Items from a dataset
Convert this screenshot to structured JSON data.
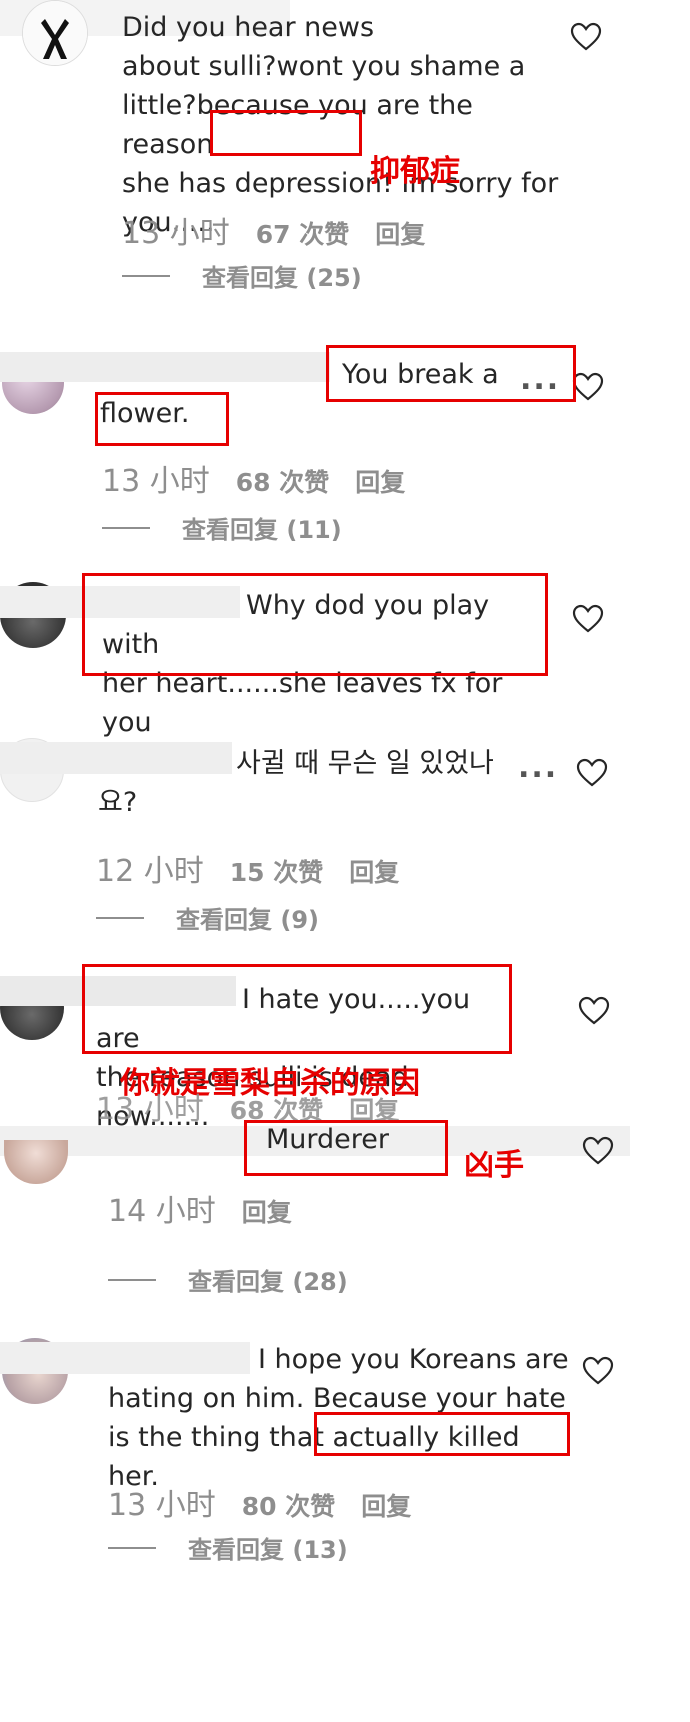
{
  "comments": [
    {
      "text": "Did you hear news\nabout sulli?wont you shame a\nlittle?because you are the reason\nshe has depression! Im sorry for\nyou.....",
      "time": "13 小时",
      "likes": "67 次赞",
      "reply": "回复",
      "view_replies": "查看回复 (25)",
      "note": "抑郁症"
    },
    {
      "text": "You break a\nflower.",
      "time": "13 小时",
      "likes": "68 次赞",
      "reply": "回复",
      "view_replies": "查看回复 (11)"
    },
    {
      "text": "Why dod you play with\nher heart......she leaves fx for you\n.....",
      "time": "",
      "likes": "",
      "reply": ""
    },
    {
      "text": "사귈 때 무슨 일 있었나\n요?",
      "time": "12 小时",
      "likes": "15 次赞",
      "reply": "回复",
      "view_replies": "查看回复 (9)"
    },
    {
      "text": "I hate you.....you are\nthe reason sulli is dead now.......",
      "time": "13 小时",
      "likes": "68 次赞",
      "reply": "回复",
      "note": "你就是雪梨自杀的原因"
    },
    {
      "text": "Murderer",
      "time": "14 小时",
      "reply": "回复",
      "view_replies": "查看回复 (28)",
      "note": "凶手"
    },
    {
      "text": "I hope you Koreans are\nhating on him. Because your hate\nis the thing that actually killed her.",
      "time": "13 小时",
      "likes": "80 次赞",
      "reply": "回复",
      "view_replies": "查看回复 (13)"
    }
  ],
  "more_label": "...",
  "colors": {
    "accent_red": "#e60000",
    "meta_gray": "#8e8e8e"
  },
  "icons": [
    "heart-icon",
    "more-icon",
    "avatar"
  ]
}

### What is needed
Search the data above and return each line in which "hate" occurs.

### Solution for this problem
      "text": "I hate you.....you are\nthe reason sulli is dead now.......",
      "text": "I hope you Koreans are\nhating on him. Because your hate\nis the thing that actually killed her.",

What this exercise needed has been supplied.